Task goal> This exercise calls for copying every line below that holds the word "index".
►
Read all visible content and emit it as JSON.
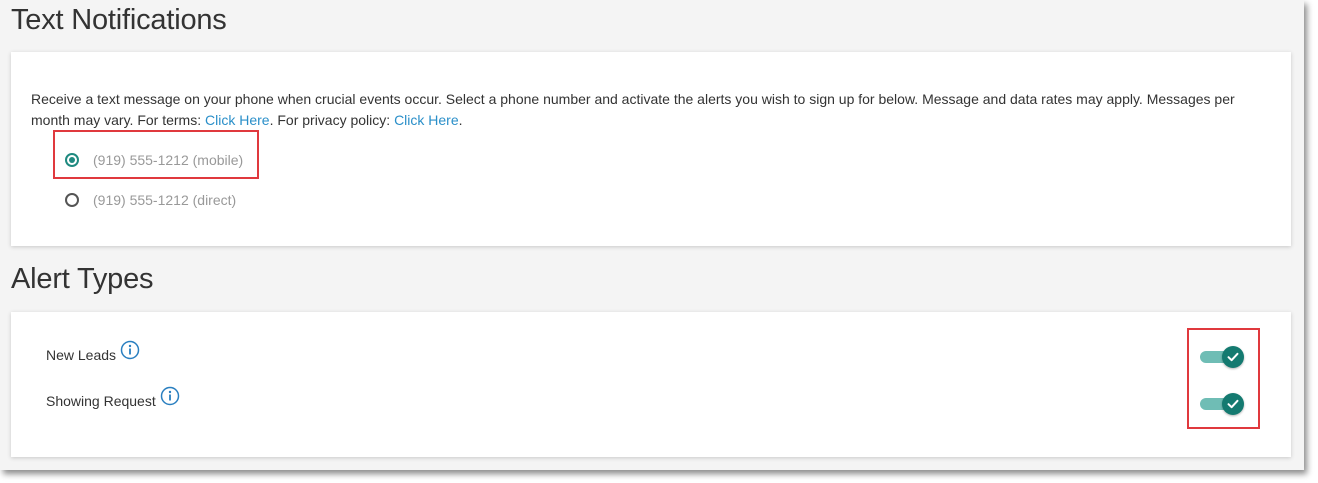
{
  "text_notifications": {
    "title": "Text Notifications",
    "description": {
      "intro": "Receive a text message on your phone when crucial events occur. Select a phone number and activate the alerts you wish to sign up for below. Message and data rates may apply. Messages per month may vary. For terms: ",
      "terms_link": "Click Here",
      "privacy_text": ". For privacy policy: ",
      "privacy_link": "Click Here",
      "end": "."
    },
    "phone_options": [
      {
        "label": "(919) 555-1212 (mobile)",
        "selected": true
      },
      {
        "label": "(919) 555-1212 (direct)",
        "selected": false
      }
    ]
  },
  "alert_types": {
    "title": "Alert Types",
    "alerts": [
      {
        "label": "New Leads",
        "enabled": true,
        "icon": "info-icon"
      },
      {
        "label": "Showing Request",
        "enabled": true,
        "icon": "info-icon"
      }
    ]
  },
  "colors": {
    "accent": "#1f8a80",
    "toggle_track": "#6fbdb5",
    "link": "#2a8fc9",
    "highlight": "#e0393e"
  }
}
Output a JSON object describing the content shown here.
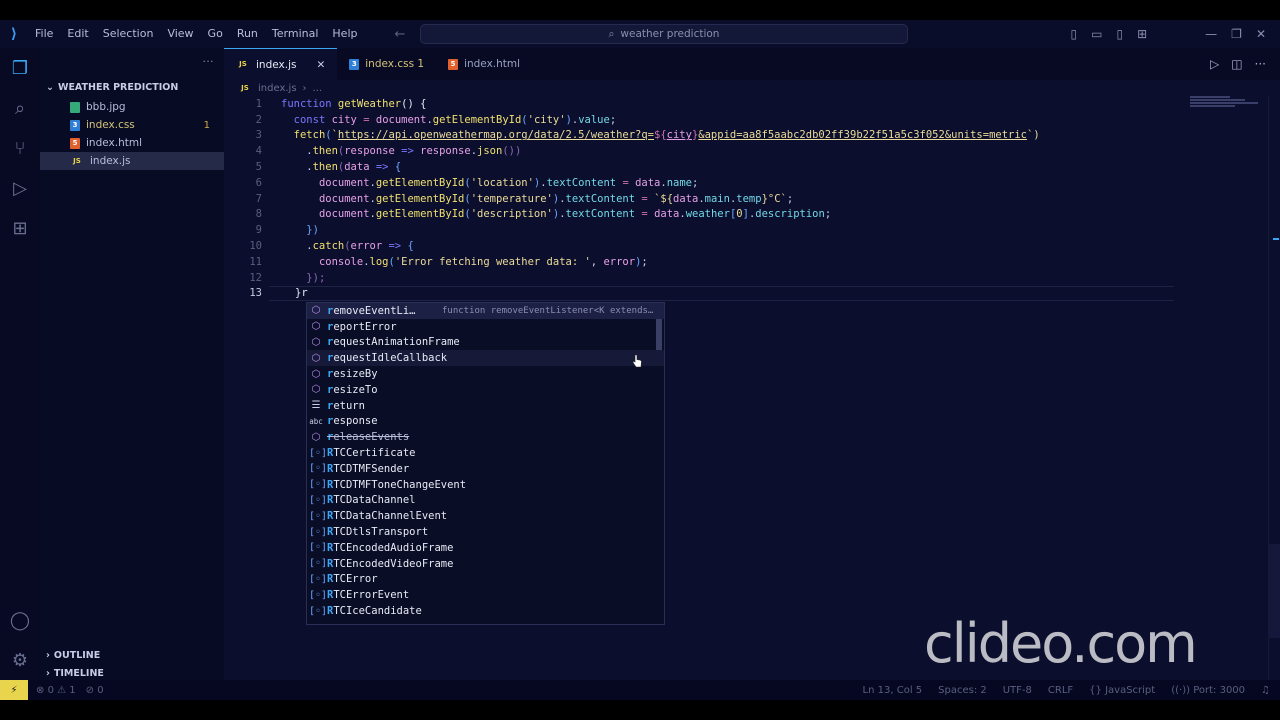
{
  "titlebar": {
    "menu": [
      "File",
      "Edit",
      "Selection",
      "View",
      "Go",
      "Run",
      "Terminal",
      "Help"
    ],
    "search": "weather prediction"
  },
  "sidebar": {
    "folder": "WEATHER PREDICTION",
    "files": [
      {
        "name": "bbb.jpg",
        "type": "img"
      },
      {
        "name": "index.css",
        "type": "css",
        "badge": "1"
      },
      {
        "name": "index.html",
        "type": "html"
      },
      {
        "name": "index.js",
        "type": "js"
      }
    ],
    "outline": "OUTLINE",
    "timeline": "TIMELINE"
  },
  "tabs": [
    {
      "label": "index.js",
      "icon": "JS"
    },
    {
      "label": "index.css 1"
    },
    {
      "label": "index.html"
    }
  ],
  "breadcrumb": {
    "file": "index.js",
    "rest": "..."
  },
  "code": {
    "l1": {
      "kw": "function",
      "fn": "getWeather",
      "rest": "() {"
    },
    "l2": {
      "kw": "const",
      "vr": "city",
      "op": "=",
      "obj": "document",
      "fn": "getElementById",
      "st": "'city'",
      "pr": "value"
    },
    "l3": {
      "fn": "fetch",
      "url": "https://api.openweathermap.org/data/2.5/weather?q=",
      "tmpl_open": "${",
      "var": "city",
      "tmpl_close": "}",
      "url2": "&appid=aa8f5aabc2db02ff39b22f51a5c3f052&units=metric",
      "end": "`)"
    },
    "l4": {
      "fn": "then",
      "param": "response",
      "arrow": "=>",
      "obj": "response",
      "fn2": "json",
      "end": "())"
    },
    "l5": {
      "fn": "then",
      "param": "data",
      "arrow": "=>",
      "end": "{"
    },
    "l6": {
      "obj": "document",
      "fn": "getElementById",
      "st": "'location'",
      "pr": "textContent",
      "op": "=",
      "val": "data",
      "pr2": "name"
    },
    "l7": {
      "obj": "document",
      "fn": "getElementById",
      "st": "'temperature'",
      "pr": "textContent",
      "op": "=",
      "t1": "`${",
      "val": "data",
      "pr2": "main",
      "pr3": "temp",
      "t2": "}°C`"
    },
    "l8": {
      "obj": "document",
      "fn": "getElementById",
      "st": "'description'",
      "pr": "textContent",
      "op": "=",
      "val": "data",
      "pr2": "weather",
      "idx": "0",
      "pr3": "description"
    },
    "l9": "})",
    "l10": {
      "fn": "catch",
      "param": "error",
      "arrow": "=>",
      "end": "{"
    },
    "l11": {
      "obj": "console",
      "fn": "log",
      "st": "'Error fetching weather data: '",
      "val": "error"
    },
    "l12": "});",
    "l13": "}r"
  },
  "suggestions": [
    {
      "m": "r",
      "rest": "emoveEventLi…",
      "kind": "method",
      "detail": "function removeEventListener<K extends…"
    },
    {
      "m": "r",
      "rest": "eportError",
      "kind": "method"
    },
    {
      "m": "r",
      "rest": "equestAnimationFrame",
      "kind": "method"
    },
    {
      "m": "r",
      "rest": "equestIdleCallback",
      "kind": "method"
    },
    {
      "m": "r",
      "rest": "esizeBy",
      "kind": "method"
    },
    {
      "m": "r",
      "rest": "esizeTo",
      "kind": "method"
    },
    {
      "m": "r",
      "rest": "eturn",
      "kind": "keyword"
    },
    {
      "m": "r",
      "rest": "esponse",
      "kind": "text"
    },
    {
      "m": "r",
      "rest": "eleaseEvents",
      "kind": "method",
      "strike": true
    },
    {
      "m": "R",
      "rest": "TCCertificate",
      "kind": "field"
    },
    {
      "m": "R",
      "rest": "TCDTMFSender",
      "kind": "field"
    },
    {
      "m": "R",
      "rest": "TCDTMFToneChangeEvent",
      "kind": "field"
    },
    {
      "m": "R",
      "rest": "TCDataChannel",
      "kind": "field"
    },
    {
      "m": "R",
      "rest": "TCDataChannelEvent",
      "kind": "field"
    },
    {
      "m": "R",
      "rest": "TCDtlsTransport",
      "kind": "field"
    },
    {
      "m": "R",
      "rest": "TCEncodedAudioFrame",
      "kind": "field"
    },
    {
      "m": "R",
      "rest": "TCEncodedVideoFrame",
      "kind": "field"
    },
    {
      "m": "R",
      "rest": "TCError",
      "kind": "field"
    },
    {
      "m": "R",
      "rest": "TCErrorEvent",
      "kind": "field"
    },
    {
      "m": "R",
      "rest": "TCIceCandidate",
      "kind": "field"
    }
  ],
  "status": {
    "errors": "0",
    "warnings": "1",
    "ports": "0",
    "position": "Ln 13, Col 5",
    "spaces": "Spaces: 2",
    "encoding": "UTF-8",
    "eol": "CRLF",
    "language": "JavaScript",
    "port": "Port: 3000"
  },
  "watermark": "clideo.com"
}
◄
Your solution>
        "name": "index.css",
        "name": "index.html",
        "name": "index.js",
      "label": "index.js",
      "label": "index.css 1"
      "label": "index.html"
    "file": "index.js",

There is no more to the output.